The TensorFlow-based nmt and rnnlm predictors are based on Eva Hasler’s TensorFlow fork which extends the seq2seq tutorial to reproduce the Bahdanau-style architecture.

Note: You don’t need this fork if you access TensorFlow only via the Tensor2Tensor library.

Tested versions: latest

Installing Blocks

Follow the instructions in the Blocks documentation to install the Blocks framework and all its dependencies.


It might be necessary to install the HDF5 development files before installing Blocks, e.g. with:

$ sudo apt-get install libhdf5-dev


Make sure that all dependencies of Blocks are updated. On systems where you don’t have root access, use the pip options --user and --force-reinstall to install updated packages locally.

Anaconda is another good option for local installations as it already sets up all packages Theano and Blocks depend on correctly. You still need to install Blocks with the pip command using Anaconda’s pip.

You’ll also need to add on_unused_input='ignore' to your Theano flags as discussed here:

$ export THEANO_FLAGS="on_unused_input='ignore'"

Tested versions: Blocks 0.1-0.2, Theano 0.8-0.9

Installing KenLM

Follow the instructions on the KenLM Github page to install KenLM:

pip install

Tested versions: latest

Installing SRILM

First, install the version 1.7.1 of the SRI language model toolkit if you don’t already have an installation.


According to the documentation, swig-srilm requires that SRILM is compiled as position independent code using MAKE_PIC=yes:

$ make World MAKE_PIC=yes

Then, checkout the srilm-swig project:

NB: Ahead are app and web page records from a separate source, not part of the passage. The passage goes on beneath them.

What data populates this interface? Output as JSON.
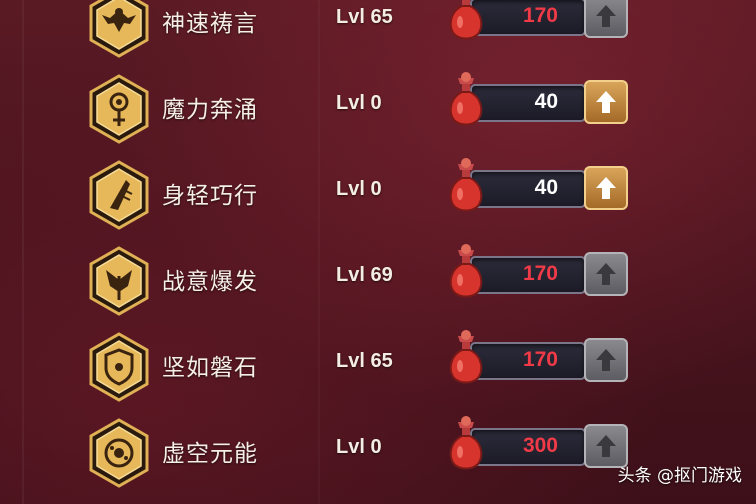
{
  "skills": [
    {
      "name": "神速祷言",
      "level": "Lvl 65",
      "cost": "170",
      "cost_affordable": false,
      "upgrade_available": false,
      "icon": "wings-emblem-icon"
    },
    {
      "name": "魔力奔涌",
      "level": "Lvl 0",
      "cost": "40",
      "cost_affordable": true,
      "upgrade_available": true,
      "icon": "magic-staff-icon"
    },
    {
      "name": "身轻巧行",
      "level": "Lvl 0",
      "cost": "40",
      "cost_affordable": true,
      "upgrade_available": true,
      "icon": "swift-feather-icon"
    },
    {
      "name": "战意爆发",
      "level": "Lvl 69",
      "cost": "170",
      "cost_affordable": false,
      "upgrade_available": false,
      "icon": "battle-axe-icon"
    },
    {
      "name": "坚如磐石",
      "level": "Lvl 65",
      "cost": "170",
      "cost_affordable": false,
      "upgrade_available": false,
      "icon": "shield-icon"
    },
    {
      "name": "虚空元能",
      "level": "Lvl 0",
      "cost": "300",
      "cost_affordable": false,
      "upgrade_available": false,
      "icon": "void-orb-icon"
    }
  ],
  "colors": {
    "cost_unaffordable": "#f03a47",
    "cost_affordable": "#ffffff",
    "hex_gold": "#e0b055",
    "background": "#4a141e"
  },
  "watermark": "头条 @抠门游戏"
}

$ git clone

Modify the Makefile as explained in the installation instructions. For Ubuntu, the head of the make file should look like this:


Build the Python module:

$ make python

Tested versions: srilm 1.7.1

Installing NPLM

Download NPLM from the project homepage and install it. You can also use the UCAM NPLM fork from Gonzalo Iglesias for threadsafety and efficiency. If you are using nplm 0.3 there might be a bug in the Python module that prevents the nplm predictor from reading model files. Try to replace in the python/ directory of your NPLM installation with this file.

Tested versions: nplm 0.3

Setting up SGNMT

Update your environment variables to reflect the locations of OpenFST, SRILM/KenLM, and NPLM. On Ubuntu, it might be necessary to add /usr/local/lib to your LD_LIBRARY_PATH (default location for OpenFST):

$ export LD_LIBRARY_PATH=/usr/local/lib/:/path/to/swig-srilm/:/path/to/nplm/src/python:$LD_LIBRARY_PATH
$ export PYTHONPATH=/path/to/swig-srilm/:/path/to/nplm/python/:$PYTHONPATH

If OpenFST was not installed globally, you need to add it to your environment variables:

$ export LD_LIBRARY_PATH=/path/to/openfst/lib:$LD_LIBRARY_PATH
$ export PYTHONPATH=/path/to/openfst/lib/python2.7/site-packages:$PYTHONPATH

Clone the GIT repository and try to start and

$ git clone
$ cd sgnmt
$ python --help
$ python --help

If you see the help texts for both commands, you are ready for the Tutorial: Basics. Otherwise, there is probably something wrong with your OpenFST installation.